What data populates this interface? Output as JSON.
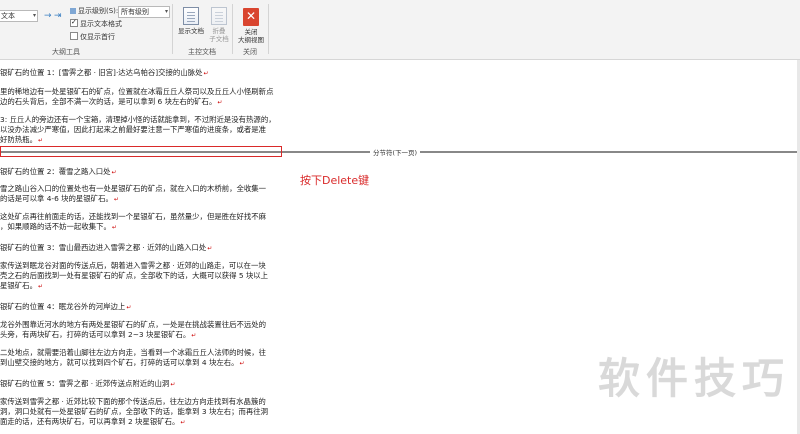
{
  "ribbon": {
    "outline_tools": {
      "text_combo": "文本",
      "show_level_label": "显示级别(S):",
      "show_level_value": "所有级别",
      "show_text_format": "显示文本格式",
      "show_first_line": "仅显示首行",
      "group_label": "大纲工具"
    },
    "master_doc": {
      "show_doc": "显示文档",
      "collapse_sub_l1": "折叠",
      "collapse_sub_l2": "子文档",
      "group_label": "主控文档"
    },
    "close": {
      "btn_l1": "关闭",
      "btn_l2": "大纲视图",
      "group_label": "关闭"
    }
  },
  "doc": {
    "lines": [
      "银矿石的位置 1：[雪霁之都 · 旧宫]·达达乌帕谷]交接的山脉处",
      "里的稀地边有一处星银矿石的矿点，位置就在冰霜丘丘人祭司以及丘丘人小怪刷新点",
      "边的石头背后，全部不满一次的话，是可以拿到 6 块左右的矿石。",
      "3: 丘丘人的旁边还有一个宝箱，清理掉小怪的话就能拿到，不过附近是没有热源的，",
      "以没办法减少严寒值，因此打起来之前最好要注意一下严寒值的进度条，或者是准",
      "好防热瓶。",
      "银矿石的位置 2：覆雪之路入口处",
      "雪之路山谷入口的位置处也有一处星银矿石的矿点，就在入口的木桥前，全收集一",
      "的话是可以拿 4-6 块的星银矿石。",
      "这处矿点再往前面走的话，还能找到一个星银矿石，虽然量少，但是胜在好找不麻",
      "，如果顺路的话不妨一起收集下。",
      "银矿石的位置 3：雪山最西边进入雪霁之都 · 近郊的山路入口处",
      "家传送到眠龙谷对面的传送点后，朝着进入雪霁之都 · 近郊的山路走，可以在一块",
      "壳之石的后面找到一处有星银矿石的矿点，全部收下的话，大概可以获得 5 块以上",
      "星银矿石。",
      "银矿石的位置 4：眠龙谷外的河岸边上",
      "龙谷外围靠近河水的地方有两处星银矿石的矿点，一处是在挑战装置往后不远处的",
      "头旁，有两块矿石，打碎的话可以拿到 2~3 块星银矿石。",
      "二处地点，就需要沿着山脚往左边方向走，当看到一个冰霜丘丘人法师的时候，往",
      "到山壁交接的地方，就可以找到四个矿石，打碎的话可以拿到 4 块左右。",
      "银矿石的位置 5：雪霁之都 · 近郊传送点附近的山洞",
      "家传送到雪霁之都 · 近郊比较下面的那个传送点后，往左边方向走找到有水晶簇的",
      "洞，洞口处就有一处星银矿石的矿点，全部收下的话，能拿到 3 块左右；而再往洞",
      "面走的话，还有两块矿石，可以再拿到 2 块星银矿石。"
    ],
    "section_break_label": "分节符(下一页)",
    "annotation": "按下Delete键"
  },
  "watermark": "软件技巧"
}
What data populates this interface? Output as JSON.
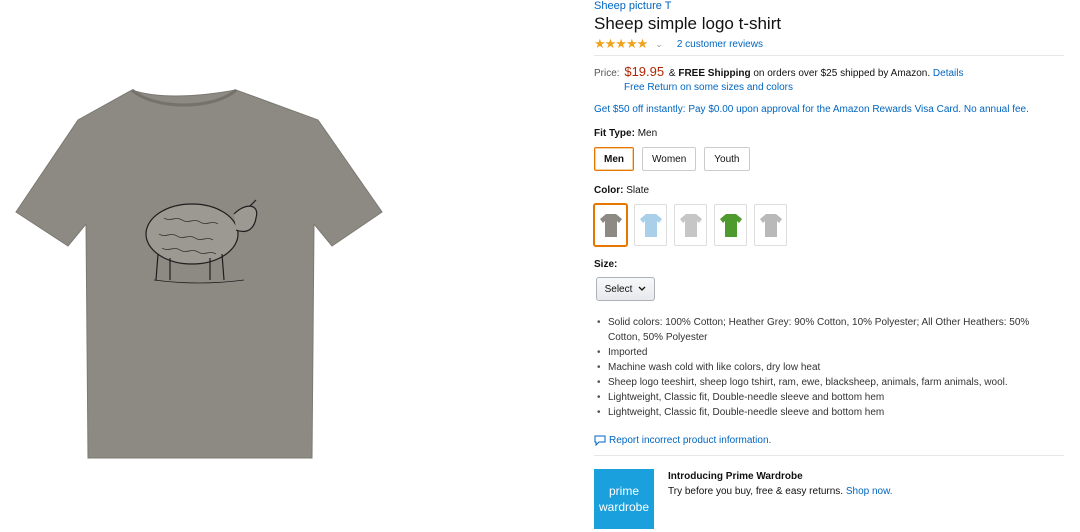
{
  "product": {
    "brand": "Sheep picture T",
    "title": "Sheep simple logo t-shirt",
    "stars": "★★★★★",
    "reviews": "2 customer reviews"
  },
  "price": {
    "label": "Price:",
    "value": "$19.95",
    "amp": "&",
    "free_shipping": "FREE Shipping",
    "shipping_text": "on orders over $25 shipped by Amazon.",
    "details_link": "Details",
    "free_return": "Free Return on some sizes and colors"
  },
  "promo": "Get $50 off instantly: Pay $0.00 upon approval for the Amazon Rewards Visa Card. No annual fee.",
  "fit_type": {
    "label": "Fit Type:",
    "value": "Men",
    "options": [
      "Men",
      "Women",
      "Youth"
    ]
  },
  "color": {
    "label": "Color:",
    "value": "Slate",
    "swatches": [
      "#8d8a83",
      "#a9cfe9",
      "#c6c6c6",
      "#4f9a2e",
      "#b9b9b9"
    ]
  },
  "size": {
    "label": "Size:",
    "select_label": "Select"
  },
  "bullets": [
    "Solid colors: 100% Cotton; Heather Grey: 90% Cotton, 10% Polyester; All Other Heathers: 50% Cotton, 50% Polyester",
    "Imported",
    "Machine wash cold with like colors, dry low heat",
    "Sheep logo teeshirt, sheep logo tshirt, ram, ewe, blacksheep, animals, farm animals, wool.",
    "Lightweight, Classic fit, Double-needle sleeve and bottom hem",
    "Lightweight, Classic fit, Double-needle sleeve and bottom hem"
  ],
  "report_link": "Report incorrect product information.",
  "prime": {
    "logo_line1": "prime",
    "logo_line2": "wardrobe",
    "title": "Introducing Prime Wardrobe",
    "desc": "Try before you buy, free & easy returns.",
    "link": "Shop now."
  },
  "colors": {
    "link": "#0066c0",
    "price": "#b12704",
    "selected_border": "#e77600",
    "prime_blue": "#1aa0dc",
    "shirt": "#8d8a83"
  },
  "icons": {
    "rating_chevron": "chevron-down-icon",
    "select_chevron": "chevron-down-icon",
    "report": "comment-icon"
  }
}
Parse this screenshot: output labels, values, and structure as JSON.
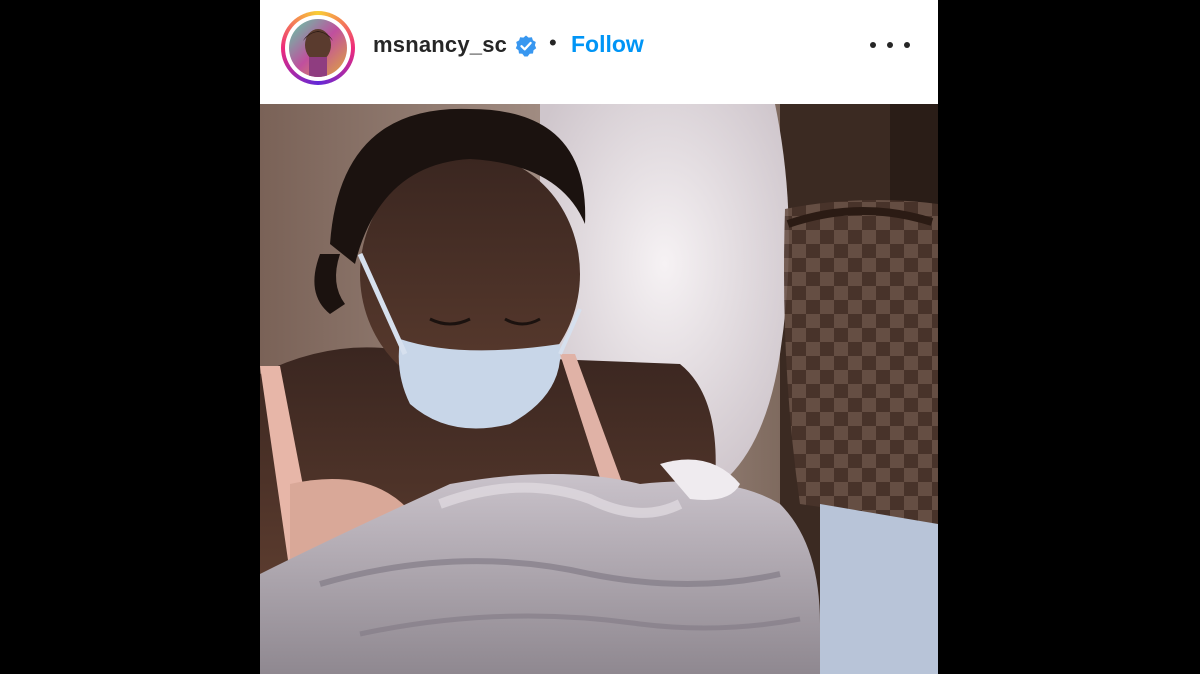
{
  "post": {
    "username": "msnancy_sc",
    "separator": "•",
    "follow_label": "Follow",
    "verified_icon": "verified-badge-icon",
    "more_icon": "more-options-icon",
    "colors": {
      "follow": "#0095f6",
      "verified": "#3897f0",
      "username": "#262626"
    }
  }
}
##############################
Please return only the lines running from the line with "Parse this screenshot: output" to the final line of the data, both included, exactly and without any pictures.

Parse this screenshot: output labels, values, and structure as JSON.
{
  "post": {
    "username": "msnancy_sc",
    "separator": "•",
    "follow_label": "Follow",
    "verified_icon": "verified-badge-icon",
    "more_icon": "more-options-icon",
    "colors": {
      "follow": "#0095f6",
      "verified": "#3897f0",
      "username": "#262626"
    }
  }
}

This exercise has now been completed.